Ahead of International Women’s Day on March 8, here is a snapshot of the latest statistics showing how women are represented in various institutions, organizations and occupations in the UK.
Women made up 50.6% of the UK population in mid-2020, according to the latest available estimates from the Office for National Statistics.
This is broadly unchanged on the last few years, but is down from 50.9% in 2010 and 51.3% in 2000. Between 1971 and 1999 the figure averaged 51.4%.
There are currently 225 women MPs in the House of Commons – a record number, but only 35% of the total.
Some 220 female MPs were elected at the most recent general election in 2019, up from 208 at the 2017 election and 191 in 2015. In 1922 – 100 years ago – the UK had just two women MPs.
By contrast, 45% of members of the current Scottish Parliament are women, along with 43% of the Welsh Parliament and 36% of the Northern Ireland Assembly.
– House of Lords

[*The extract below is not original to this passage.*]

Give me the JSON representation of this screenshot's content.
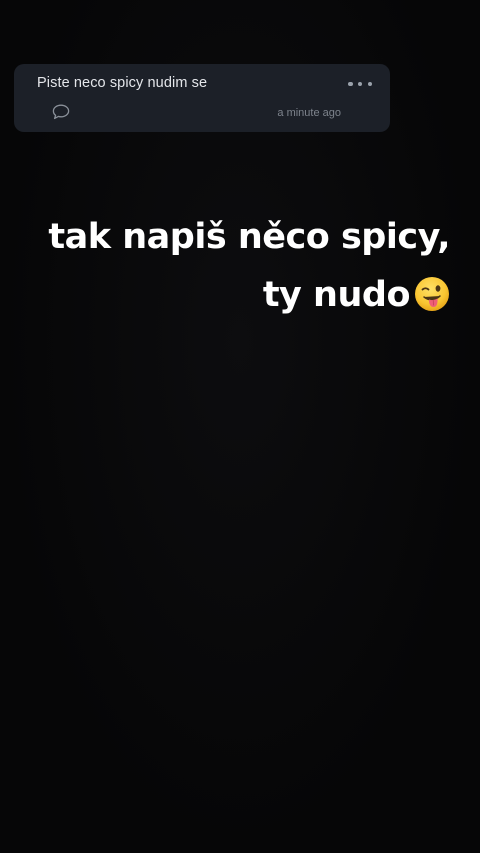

Of the 766 current members of the House of Lords, 220 are women (29%).
Women were only admitted to the Lords in 1958, 40 years after they had first been allowed to stand for the House of Commons. The proportion has risen slowly in recent years, up from 24% in 2015.
There are currently 23 full Cabinet posts in the UK Government, six of them filled by women (26%).
When Prime Minister Boris Johnson formed his first Cabinet in July 2019, seven of the 23 posts (30%) were given to women.
The proportion was higher in Theresa May’s first Cabinet (36%), but by the time she left office the figure had dropped to 22%.
– Civil service
Women continue to make up more than half of all positions in the UK civil service, based on head count.
The latest figure is 54%, according to the Cabinet Office – broadly unchanged on 53% at the start of the last decade.
– Court judges
Women have made up an increasing proportion of court judges in England and Wales since the beginning of this century, according to statistics published by the Ministry of Justice and the Judicial Office.
In 2001 the figure stood at 14%. By 2011 it was 22%. The latest figure, for 2021, is 34%.
Nearly a third (32%) of police officers in England and Wales are female, according to the latest figures from the Home Office.
This is up from just over a quarter (26%) to decade earlier.
– Regular armed forces
Until 2016, women were banned from serving in close-combat roles in the UK armed forces, meaning they were excluded from groups such as the Household Cavalry and Royal Armored Corps, the Infantry and Royal Air Force Regiment.
The Royal Armored Corps were the first to allow women to serve in certain roles since November 2016.
As of 2021, 11% of all regular armed forces personnel were women, up from 10% in 2011 and 8% in 2001, according to the Ministry of Defense.
– Driving license holders
Just under half (46%) of all valid driving licenses in Great Britain are currently held by women, according to the Driver and Vehicle Licensing Agency. This is broadly unchanged from a decade ago (45%).
Nearly half (49%) of all BBC staff are women, according to the corporation’s 2020/21 annual report. This is unchanged from the equivalent figure a decade earlier, for 2010/11.
The proportion of women in senior roles at the BBC has increased over the same period, from 36% to 46%.
George Holan is chief editor at Plainsmen Post and has articles published in many notable publications in the last decade.